According to a report in National Geographic News, the winged dinosaur is still in the process of being dated, and might have lived toward the end of the Jurassic period, which lasted from 208 to 144 million years ago.
In many ways, it is "more basal, or primitive, than Archaeopteryx," said paleontologist Xu Xing at Beijing's Institute of Vertebrate Paleontology and Paleoanthropology. rchaeopteryx, the earliest known bird, lived 150 million years ago.
The protobird is "very close to the point of divergence" at which a new branch of winged dinosaurs first took flight, said Xu.
The new species, called Anchiornis huxleyi, was discovered in the ashes of volcanoes that were active during the Jurassic and Cretaceous (144 to 65 million years ago) periods in what is now northeastern China.
Anchiornis, which is Greek for "close to bird," measured just 13 inches (34 centimeters) from head to tail and weighed about 4 ounces (110 grams).

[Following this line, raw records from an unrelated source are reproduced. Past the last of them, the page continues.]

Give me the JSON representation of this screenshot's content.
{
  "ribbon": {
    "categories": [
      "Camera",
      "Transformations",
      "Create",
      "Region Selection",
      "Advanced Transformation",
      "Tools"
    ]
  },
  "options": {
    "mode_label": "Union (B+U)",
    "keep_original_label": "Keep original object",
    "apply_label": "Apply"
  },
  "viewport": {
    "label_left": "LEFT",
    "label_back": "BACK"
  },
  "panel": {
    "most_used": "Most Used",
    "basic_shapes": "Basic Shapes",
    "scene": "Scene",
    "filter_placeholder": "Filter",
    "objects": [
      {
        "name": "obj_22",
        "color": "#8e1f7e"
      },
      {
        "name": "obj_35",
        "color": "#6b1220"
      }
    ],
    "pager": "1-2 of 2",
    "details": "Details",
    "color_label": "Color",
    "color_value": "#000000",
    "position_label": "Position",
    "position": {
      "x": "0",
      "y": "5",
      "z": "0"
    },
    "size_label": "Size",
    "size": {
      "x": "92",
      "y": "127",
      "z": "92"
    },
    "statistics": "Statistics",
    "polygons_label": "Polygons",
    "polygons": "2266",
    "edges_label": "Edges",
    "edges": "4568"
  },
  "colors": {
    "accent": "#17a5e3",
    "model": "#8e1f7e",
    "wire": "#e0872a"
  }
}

The dinosaur's body and forelimbs were covered with feathers, and it "might have had some aerial capability," Xu said. "Anchiornis is one of the smallest theropod dinosaurs ever uncovered," he added.
The fossil provides new clues about how feathers, wings, and flight progressively appeared among theropods, along with evidence that certain types of feathered dinosaurs decreased in stature even as their forelimbs became elongated.
The compact structure of Anchiornis "reinforces the deduction that small size evolved early in the history of birds," Xu explained.
"Anchiornis exhibits some wrist features indicative of high mobility, presaging the wing-folding mechanisms seen in more derived birds," he said.
"The wrist is a big part of the formation of wings, and pivotal to flight. During flight, steering and flapping greatly depend on the wrist," Xu added.
Despite this protobird's relatively advanced feathers and wrist, it is unclear if Anchiornis could actually engage in powered flight.
According to Mark Norell, chairman and curator of the division of paleontology at the American Museum of Natural History in New York, "Behavior and biomechanics are very difficult to determine solely from the fossil record, and perhaps flight is impossible to determine." (ANI)